A review of the neurobehavioral deficits in children with fetal alcohol syndrome or prenatal exposure to alcohol

Alcohol Clin Exp Res. 1998 Apr;22(2):279-94. doi: 10.1111/j.1530-0277.1998.tb03651.x.


Fetal alcohol syndrome is a devastating developmental disorder caused by prenatal exposure to high amounts of alcohol. In addition to structural abnormalities and growth deficits, fetal alcohol syndrome is associated with a broad spectrum of neurobehavioral anomalies. This paper reviews the behavioral and cognitive effects of prenatal alcohol exposure. More than 20 years of research are discussed, with a focus on IQ, activity, attention, learning, memory, language, motor, and visuospatial abilities in children prenatally exposed to varying amounts of alcohol, including those with fetal alcohol syndrome.

Publication types

  • Research Support, U.S. Gov't, P.H.S.
  • Review

MeSH terms

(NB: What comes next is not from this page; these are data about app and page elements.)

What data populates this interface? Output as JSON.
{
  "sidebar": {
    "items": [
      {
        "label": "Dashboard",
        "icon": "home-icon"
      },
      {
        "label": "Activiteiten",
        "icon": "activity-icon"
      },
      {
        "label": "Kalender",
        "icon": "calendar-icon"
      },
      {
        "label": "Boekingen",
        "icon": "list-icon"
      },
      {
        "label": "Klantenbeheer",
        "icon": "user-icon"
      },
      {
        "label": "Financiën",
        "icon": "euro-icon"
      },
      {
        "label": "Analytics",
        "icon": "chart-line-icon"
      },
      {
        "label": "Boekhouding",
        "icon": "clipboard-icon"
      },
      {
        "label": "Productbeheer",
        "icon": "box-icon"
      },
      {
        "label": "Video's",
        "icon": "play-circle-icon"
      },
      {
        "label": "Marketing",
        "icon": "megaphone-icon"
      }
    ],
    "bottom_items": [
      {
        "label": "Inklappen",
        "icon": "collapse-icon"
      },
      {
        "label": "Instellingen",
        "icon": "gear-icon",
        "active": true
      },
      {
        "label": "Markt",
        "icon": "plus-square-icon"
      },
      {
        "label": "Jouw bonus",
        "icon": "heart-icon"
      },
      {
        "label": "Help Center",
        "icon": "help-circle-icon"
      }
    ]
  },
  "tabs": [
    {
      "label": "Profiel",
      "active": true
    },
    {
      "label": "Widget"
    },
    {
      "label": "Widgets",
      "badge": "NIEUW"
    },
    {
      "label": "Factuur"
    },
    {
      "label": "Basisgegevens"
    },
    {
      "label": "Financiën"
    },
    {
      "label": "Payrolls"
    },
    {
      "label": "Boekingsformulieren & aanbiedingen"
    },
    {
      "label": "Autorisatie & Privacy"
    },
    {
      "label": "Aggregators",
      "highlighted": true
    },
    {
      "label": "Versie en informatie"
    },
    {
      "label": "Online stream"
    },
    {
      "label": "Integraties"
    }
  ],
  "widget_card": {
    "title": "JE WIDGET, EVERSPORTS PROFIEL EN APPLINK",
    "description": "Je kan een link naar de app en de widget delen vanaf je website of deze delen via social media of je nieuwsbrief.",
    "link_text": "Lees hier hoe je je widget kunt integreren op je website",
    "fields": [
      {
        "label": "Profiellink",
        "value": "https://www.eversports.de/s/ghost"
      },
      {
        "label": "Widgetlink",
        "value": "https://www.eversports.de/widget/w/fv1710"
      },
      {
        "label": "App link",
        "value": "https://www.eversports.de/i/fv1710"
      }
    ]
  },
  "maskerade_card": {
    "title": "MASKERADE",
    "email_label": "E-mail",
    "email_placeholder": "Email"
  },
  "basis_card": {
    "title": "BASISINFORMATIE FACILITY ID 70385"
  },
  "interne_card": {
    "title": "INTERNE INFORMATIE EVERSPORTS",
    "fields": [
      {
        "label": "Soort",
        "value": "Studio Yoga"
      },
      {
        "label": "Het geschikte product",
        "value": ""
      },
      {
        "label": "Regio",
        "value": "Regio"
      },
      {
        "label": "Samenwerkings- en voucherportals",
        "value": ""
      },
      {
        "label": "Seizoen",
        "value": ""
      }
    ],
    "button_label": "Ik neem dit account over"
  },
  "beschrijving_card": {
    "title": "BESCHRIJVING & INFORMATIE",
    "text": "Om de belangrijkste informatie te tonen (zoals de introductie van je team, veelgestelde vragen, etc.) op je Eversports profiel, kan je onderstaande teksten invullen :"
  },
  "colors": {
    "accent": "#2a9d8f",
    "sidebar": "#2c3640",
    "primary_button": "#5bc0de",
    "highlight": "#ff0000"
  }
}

  • Alcohol Drinking / adverse effects*
  • Brain Damage, Chronic / diagnosis*
  • Brain Damage, Chronic / psychology
  • Child
  • Child Behavior Disorders / diagnosis*
  • Child Behavior Disorders / psychology
  • Child, Preschool
  • Female
  • Fetal Alcohol Spectrum Disorders / diagnosis*
  • Fetal Alcohol Spectrum Disorders / psychology
  • Humans
  • Infant
  • Infant, Newborn
  • Intelligence / drug effects
  • Neuropsychological Tests
  • Pregnancy